After she was dry (and fluffier than I’ve ever seen her), Newman took Lyla over to the grooming station where she combed her fur with a special brush to get rid of excess fur and to prevent an excess of seasonal shedding. The rubber brush felt like a second massage, and after coming out of her sauna experience, Lyla looked more relaxed than ever. Newman also cleaned out her ears and spritzed her with a tropical passion spray. A scent worthy of a Hawaiian beach getaway deliciously engulfed her.

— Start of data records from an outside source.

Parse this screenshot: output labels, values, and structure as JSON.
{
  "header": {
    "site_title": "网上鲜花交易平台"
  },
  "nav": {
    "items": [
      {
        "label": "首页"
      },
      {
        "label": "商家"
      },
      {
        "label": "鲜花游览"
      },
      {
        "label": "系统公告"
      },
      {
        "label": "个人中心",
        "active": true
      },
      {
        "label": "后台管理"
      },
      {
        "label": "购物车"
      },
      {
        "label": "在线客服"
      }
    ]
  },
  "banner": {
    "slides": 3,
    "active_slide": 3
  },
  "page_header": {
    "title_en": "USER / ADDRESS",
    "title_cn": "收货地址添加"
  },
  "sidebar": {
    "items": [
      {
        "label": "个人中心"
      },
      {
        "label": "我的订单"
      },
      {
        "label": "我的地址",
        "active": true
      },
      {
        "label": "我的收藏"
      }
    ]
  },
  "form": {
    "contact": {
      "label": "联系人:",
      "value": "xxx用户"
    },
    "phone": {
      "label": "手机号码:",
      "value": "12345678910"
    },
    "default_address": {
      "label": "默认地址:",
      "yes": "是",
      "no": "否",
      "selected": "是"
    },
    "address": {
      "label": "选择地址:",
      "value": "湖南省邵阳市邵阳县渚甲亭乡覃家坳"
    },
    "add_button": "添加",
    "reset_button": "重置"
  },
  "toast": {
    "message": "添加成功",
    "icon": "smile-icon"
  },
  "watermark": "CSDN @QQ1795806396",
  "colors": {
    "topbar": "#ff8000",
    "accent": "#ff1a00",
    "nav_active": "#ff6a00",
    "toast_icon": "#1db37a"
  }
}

While Lyla was in grooming, I had the gals dremel her nails down a bit. And when they suggested that we finish them off with some polish, I couldn’t refuse. Since Lyla’s nails are black, we opted for a shimmery gold color. My pup is very used to having her nails done, so she happily obliged. Finally, the pièce de résistance was a tropical bandana and flower that Newman artfully placed around Lyla’s neck. It really topped off the whole experience.
Lyla strutted out of that salon like she owned the world. She smelled like a delightful sea breeze and everyone in the lobby wanted to pet her and tell her how pretty she looked. The ladies at the front desk gave her treats, then she ran up to a guy who was checking out and stuck her nose in his crotch, proving that, although she just spent the afternoon enjoying a posh pampering session, she was still very much a dog.
When we got home, Lyla modeled her new look for my husband. My rat terrier, Rocky, ran over to her and began to sniff her up and down, taking in her new floral aroma. Then they curled up on their bed together and fell asleep. The spa was a very stimulating experience for Lyla and it wiped her right out.
Two days later, she went over to my neighbor’s house to show her gold nails off to her Bullmastiff buddy, McCovey. His owners must have recently run their sprinklers because she returned home that afternoon extra muddy. We toweled her off with puppy wipes and her coat still retained its shine. A week and a half after her spa day, Lyla still smelled like the beach—and continued to proudly rock her Hawaiian-print bandana.